Cousins on adjusting to new receivers:

“Obviously there is a little bit of an adjustment, but we spread the ball around so much. Chris Thompson catches quite a few balls, even Rob Kelley gets involved, we get the tight ends involved. I remember two years ago we lost DeSean [Jackson] for half the season. Derek Carrier played a bigger role when Jordan Reed was out. So you kind of expect a revolving door on offense at a lot of the skill positions and you just start to run plays, and regardless who is out there, you just go where your reads take you.”

Tandler's take: This is a good mindset on the part of Cousins. The Redskins lost two 1000-yard receivers, Pierre Garçon and Josh Doctson, to free agency. Cousins barely practiced with Josh Doctson last year, Terrelle Pryor and Brain Quick signed as free agents, and Robert Davis was a sixth-round pick. These players likely will account for well over 50 percent of Cousins’ targets to wide receivers. But they will not get a sympathy card from the rest of the league. Change happens, both in between seasons and, as Cousins points out, during seasons. Adjustments need to be made on the fly.

Gruden on the NFL shortening overtime to 10 minutes:

“Who cares? [Laughter]”

On changes to the celebration rules:

“You know what, whatever rules they send down, we just try to coach them up. The celebration thing, if it is fun for the fans and the fans really want it, this is a fan league and that’s great just as long as it doesn’t become so much about the player as it is about the team.”

Tandler's take: I think that if most coaches were being honest they would answer these questions just like Gruden did. Overtime is an infrequent occurrence and how to handle the clock on OT probably will not enter most coaches’ thinking before the clock hits 0:00 in a tie game. And as long as the celebration rules are clear and they can teach them to the players I doubt many coaches care if the ball is used as a prop or if players can go to the ground.

Cousins on playing with Pryor, who was a college and NFL quarterback prior to converting to receiver last year:

“I love that you asked that question because it’s even caught me by surprise. I worked with a receiver, Keith Nichol, in college who was a former quarterback, but Terrelle having been a college quarterback and a pro quarterback takes it to even another level. He’s going to hold me accountable because he knows where the ball should go. If it’s Cover 2 and he on Cover 2, if the read is over here, ‘I played quarterback, I know that.’”

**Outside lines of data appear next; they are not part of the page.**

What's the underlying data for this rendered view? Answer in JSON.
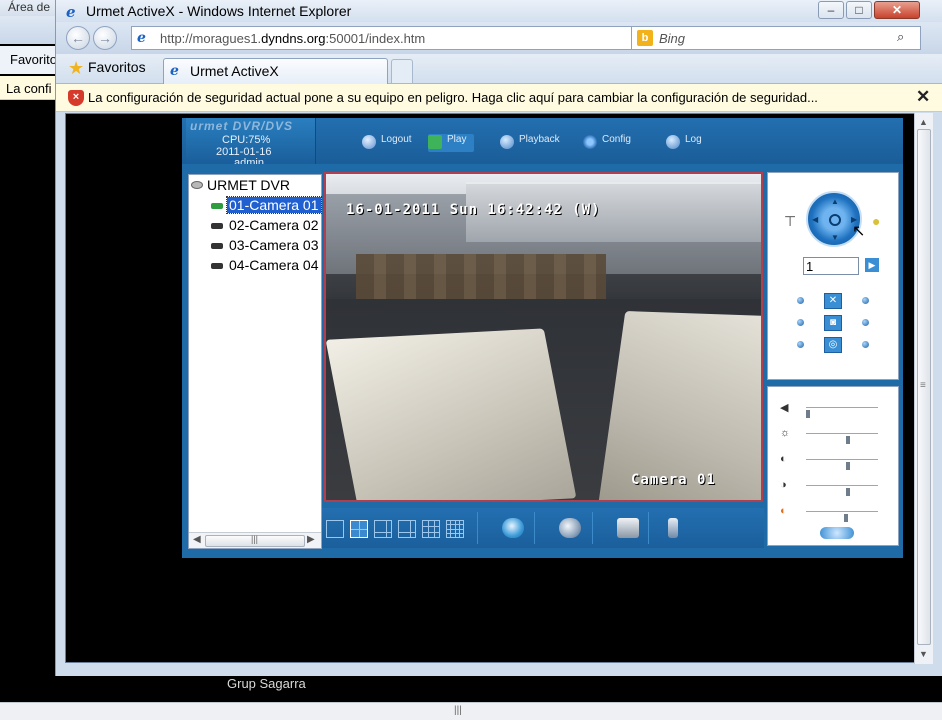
{
  "background_window": {
    "title": "Área de",
    "favorites_label": "Favorito",
    "info_text": "La confi"
  },
  "window": {
    "title": "Urmet ActiveX - Windows Internet Explorer",
    "minimize": "–",
    "maximize": "□",
    "close": "✕"
  },
  "nav": {
    "back": "←",
    "forward": "→",
    "address_prefix": "http://moragues1.",
    "address_host": "dyndns.org",
    "address_suffix": ":50001/index.htm",
    "dropdown": "▼",
    "refresh": "⇆",
    "stop": "✕",
    "search_placeholder": "Bing",
    "search_logo": "b",
    "search_icon": "⌕"
  },
  "tabs": {
    "favorites_label": "Favoritos",
    "active_tab_label": "Urmet ActiveX"
  },
  "info_bar": {
    "text": "La configuración de seguridad actual pone a su equipo en peligro. Haga clic aquí para cambiar la configuración de seguridad...",
    "close": "✕"
  },
  "dvr": {
    "brand": "urmet DVR/DVS",
    "cpu": "CPU:75%",
    "date": "2011-01-16",
    "user": "admin",
    "menu": [
      {
        "label": "Logout"
      },
      {
        "label": "Play"
      },
      {
        "label": "Playback"
      },
      {
        "label": "Config"
      },
      {
        "label": "Log"
      }
    ],
    "tree": {
      "root": "URMET DVR",
      "cameras": [
        "01-Camera 01",
        "02-Camera 02",
        "03-Camera 03",
        "04-Camera 04"
      ],
      "selected_index": 0
    },
    "video": {
      "osd_timestamp": "16-01-2011 Sun 16:42:42 (W)",
      "osd_camera": "Camera 01"
    },
    "ptz": {
      "preset_value": "1"
    }
  },
  "status": {
    "text": "Grup Sagarra"
  },
  "icons": {
    "ie": "internet-explorer-icon",
    "shield": "security-shield-icon",
    "star": "favorites-star-icon"
  },
  "colors": {
    "dvr_blue": "#1f6ba8",
    "info_bar": "#fffbe1",
    "selection": "#1f5fd0",
    "video_border": "#b04050"
  }
}
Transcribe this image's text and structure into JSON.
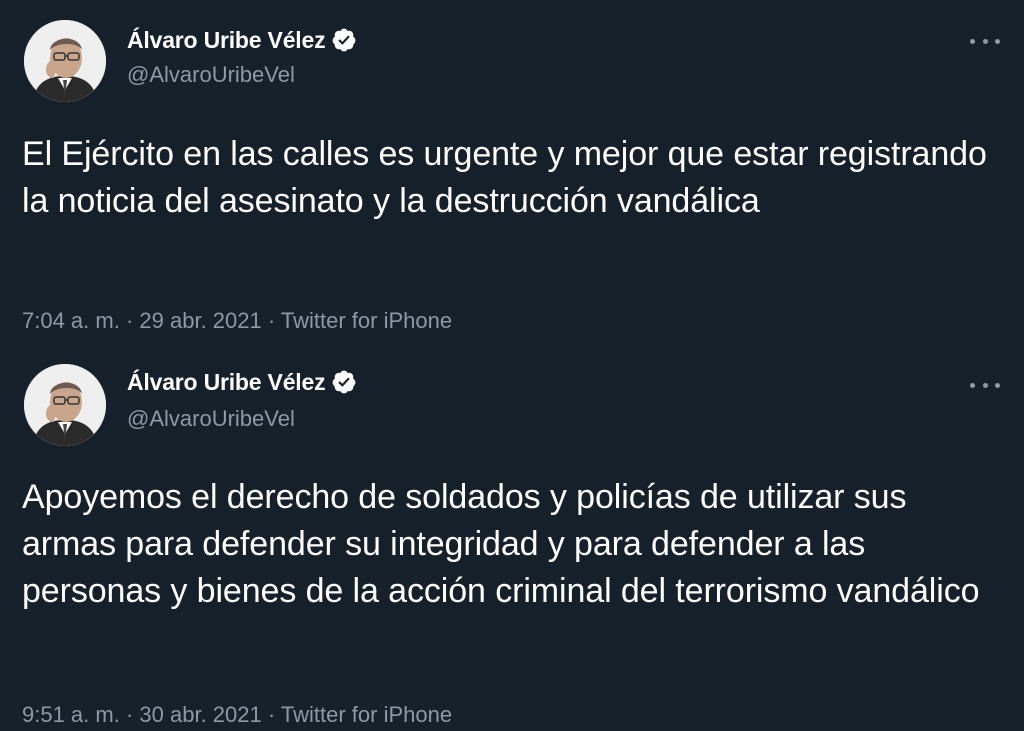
{
  "tweets": [
    {
      "display_name": "Álvaro Uribe Vélez",
      "handle": "@AlvaroUribeVel",
      "text": "El Ejército en las calles es urgente y mejor que estar registrando la noticia del asesinato y la destrucción vandálica",
      "time": "7:04 a. m.",
      "separator": " · ",
      "date": "29 abr. 2021",
      "source": "Twitter for iPhone",
      "verified_icon": "verified-badge-icon",
      "more_icon": "more-options-icon"
    },
    {
      "display_name": "Álvaro Uribe Vélez",
      "handle": "@AlvaroUribeVel",
      "text": "Apoyemos el derecho de soldados y policías de utilizar sus armas para defender su integridad y para defender a las personas y bienes de la acción criminal del terrorismo vandálico",
      "time": "9:51 a. m.",
      "separator": " · ",
      "date": "30 abr. 2021",
      "source": "Twitter for iPhone",
      "verified_icon": "verified-badge-icon",
      "more_icon": "more-options-icon"
    }
  ],
  "colors": {
    "background": "#15202b",
    "primary_text": "#ffffff",
    "secondary_text": "#8b98a5"
  }
}
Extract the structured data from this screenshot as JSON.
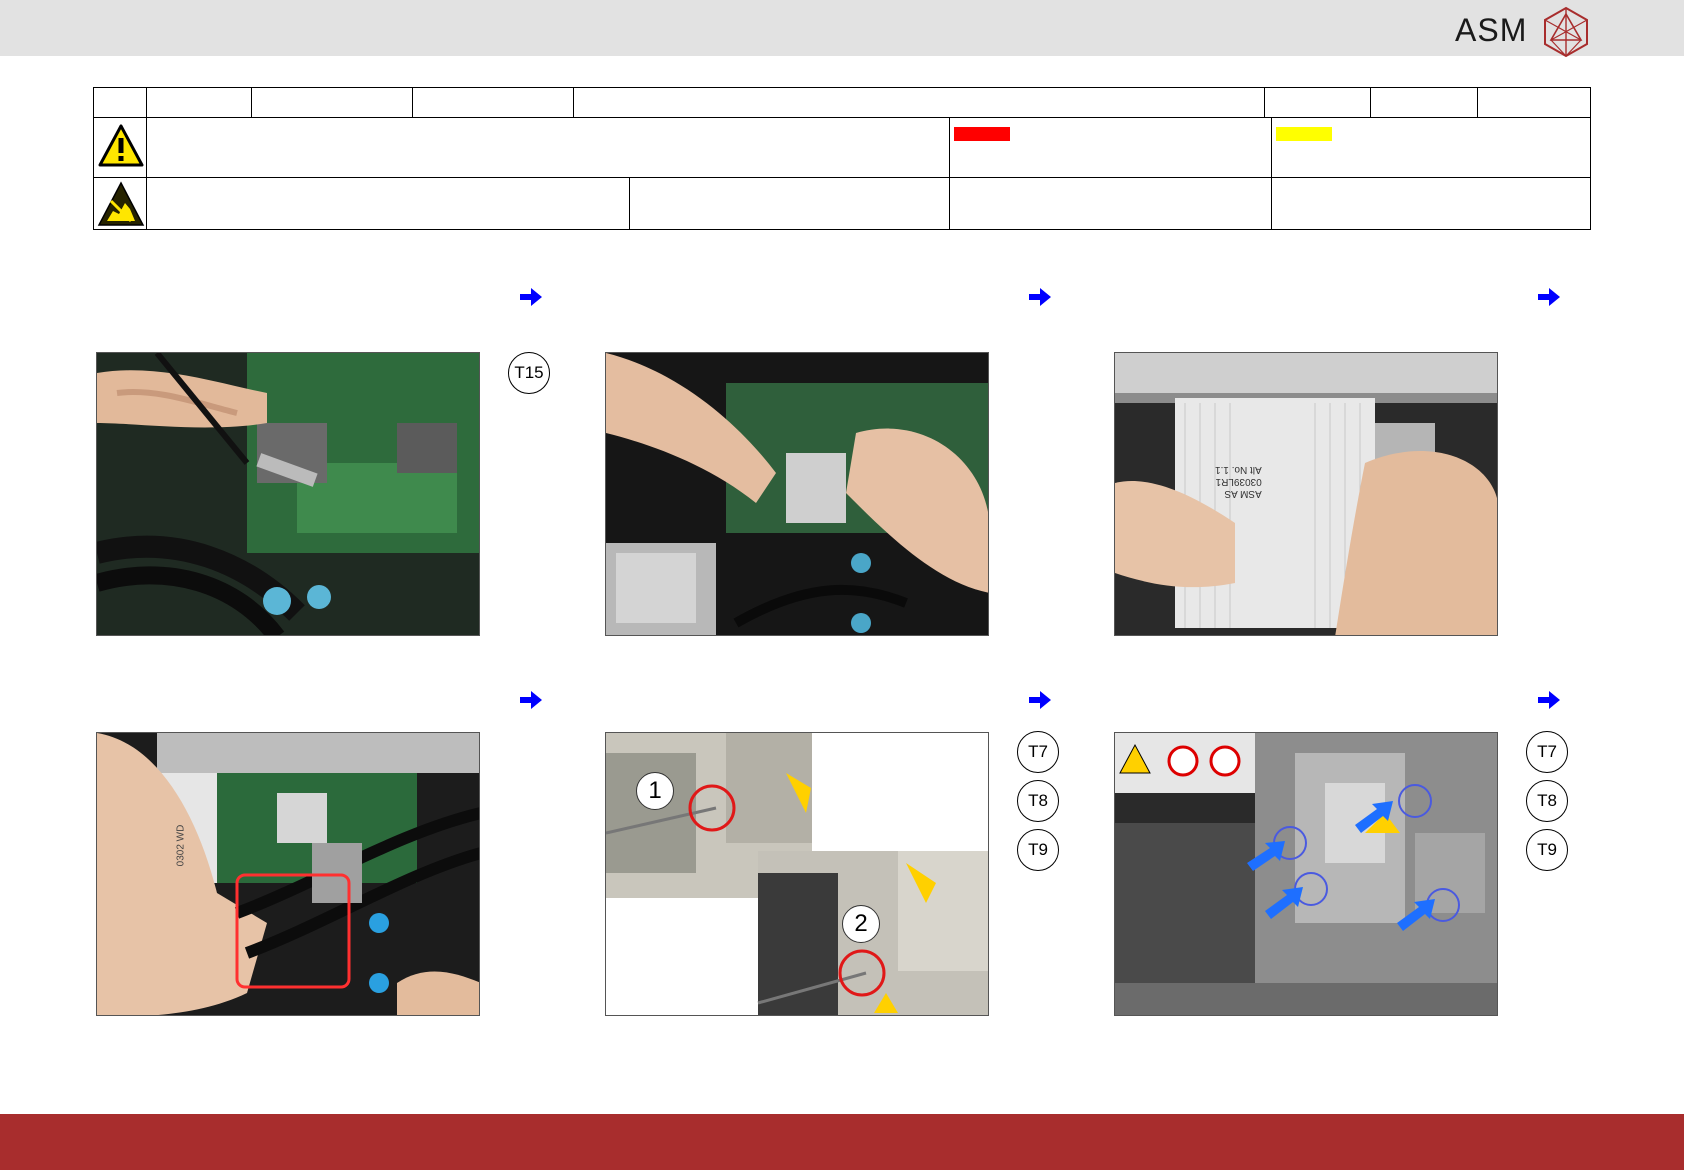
{
  "header": {
    "brand": "ASM"
  },
  "colors": {
    "top_bar": "#e2e2e2",
    "footer_bar": "#a82d2d",
    "danger_swatch": "#ff0000",
    "caution_swatch": "#ffff00",
    "step_arrow": "#0000ff"
  },
  "icons": {
    "warning": "warning-triangle-icon",
    "esd": "esd-hand-icon",
    "next": "arrow-right-icon"
  },
  "steps": [
    {
      "tools": [
        "T15"
      ],
      "callouts": []
    },
    {
      "tools": [],
      "callouts": []
    },
    {
      "tools": [],
      "callouts": [],
      "label_lines": [
        "ASM AS",
        "03039LR1",
        "Alt No. 1.1"
      ]
    },
    {
      "tools": [],
      "callouts": [],
      "label_lines": [
        "0302 WD"
      ]
    },
    {
      "tools": [
        "T7",
        "T8",
        "T9"
      ],
      "callouts": [
        "1",
        "2"
      ]
    },
    {
      "tools": [
        "T7",
        "T8",
        "T9"
      ],
      "callouts": []
    }
  ]
}
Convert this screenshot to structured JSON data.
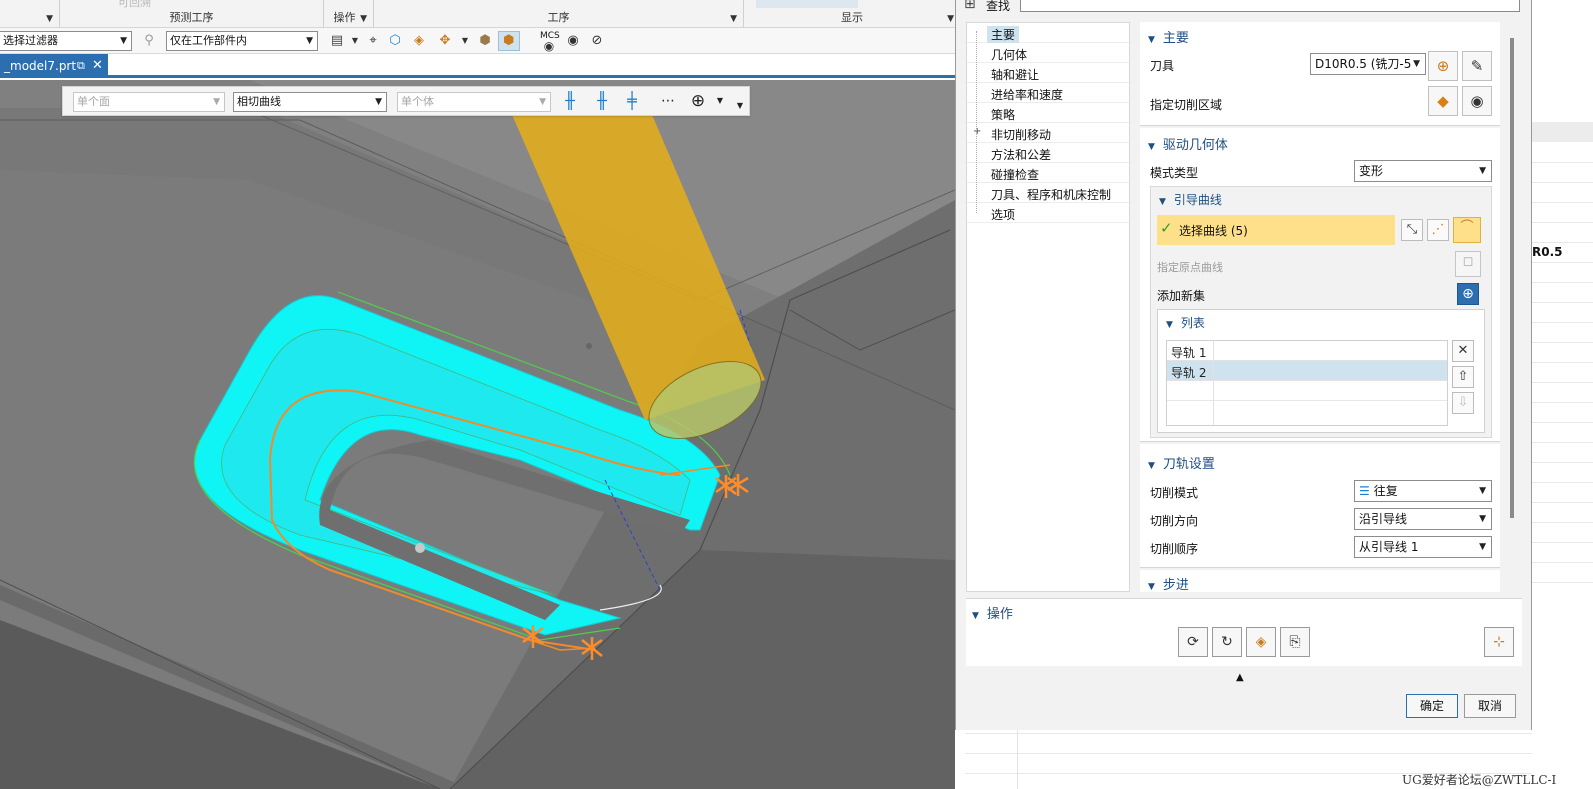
{
  "ribbon": {
    "groups": [
      {
        "label": "预测工序"
      },
      {
        "label": "操作"
      },
      {
        "label": "工序"
      },
      {
        "label": "显示"
      }
    ],
    "faded_text": "可回溯"
  },
  "selection_bar": {
    "type_filter": "选择过滤器",
    "scope_filter": "仅在工作部件内"
  },
  "file_tab": {
    "name": "_model7.prt"
  },
  "viewport_toolbar": {
    "face_rule": "单个面",
    "curve_rule": "相切曲线",
    "body_rule": "单个体"
  },
  "dialog": {
    "find_label": "查找",
    "find_value": "",
    "tree": [
      {
        "label": "主要",
        "selected": true
      },
      {
        "label": "几何体"
      },
      {
        "label": "轴和避让"
      },
      {
        "label": "进给率和速度"
      },
      {
        "label": "策略"
      },
      {
        "label": "非切削移动",
        "expandable": true
      },
      {
        "label": "方法和公差"
      },
      {
        "label": "碰撞检查"
      },
      {
        "label": "刀具、程序和机床控制"
      },
      {
        "label": "选项"
      }
    ],
    "main": {
      "title": "主要",
      "tool_label": "刀具",
      "tool_value": "D10R0.5 (铣刀-5",
      "cut_area_label": "指定切削区域"
    },
    "drive": {
      "title": "驱动几何体",
      "pattern_label": "模式类型",
      "pattern_value": "变形",
      "guide_title": "引导曲线",
      "select_curve": "选择曲线 (5)",
      "origin_curve": "指定原点曲线",
      "add_set": "添加新集",
      "list_title": "列表",
      "list_items": [
        "导轨 1",
        "导轨 2"
      ]
    },
    "toolpath": {
      "title": "刀轨设置",
      "cut_pattern_label": "切削模式",
      "cut_pattern_value": "往复",
      "cut_direction_label": "切削方向",
      "cut_direction_value": "沿引导线",
      "cut_order_label": "切削顺序",
      "cut_order_value": "从引导线 1"
    },
    "stepover": {
      "title": "步进"
    },
    "operations": {
      "title": "操作"
    },
    "ok_label": "确定",
    "cancel_label": "取消"
  },
  "right_panel": {
    "tool_fragment": "R0.5"
  },
  "watermark": "UG爱好者论坛@ZWTLLC-I",
  "colors": {
    "toolpath": "#00f0f0",
    "tool": "#e2ac1a",
    "accent": "#2b6fb0",
    "highlight": "#ffe08a",
    "marker": "#ff8c2a"
  }
}
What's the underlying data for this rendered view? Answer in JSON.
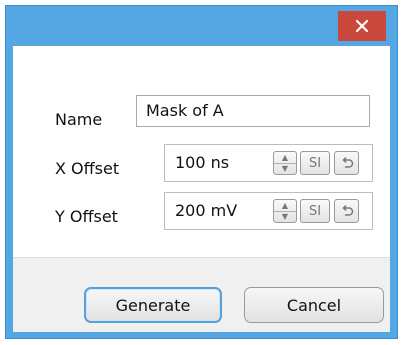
{
  "titlebar": {
    "close_icon": "close-icon",
    "close_color": "#c9483b",
    "accent": "#54a7e2"
  },
  "form": {
    "name": {
      "label": "Name",
      "value": "Mask of A"
    },
    "x_offset": {
      "label": "X Offset",
      "value": "100 ns",
      "si_label": "SI"
    },
    "y_offset": {
      "label": "Y Offset",
      "value": "200 mV",
      "si_label": "SI"
    }
  },
  "buttons": {
    "generate": "Generate",
    "cancel": "Cancel"
  }
}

Tandler's take: This is an interesting dynamic at work here. Not many quarterbacks have former NFL quarterbacks as their No. 1 receivers. They will be able to communicate on another level compared to the usual QB-WR dynamic. You have to think that it will help Cousins making adjustments in games, with Pryor, who has the eyes of a quarterback, running downfield on every play. Although Pryor is not an accomplished NFL quarterback he could be a big asset as Cousins looks to take his next steps as an NFL quarterback.

Stay up to date on the Redskins. Rich Tandler covers the team 365 days a year. Like his Facebook page Facebook.com/TandlerCSN and follow him on Twitter @Rich_TandlerCSN.

Tandler on Twitter

In case you missed it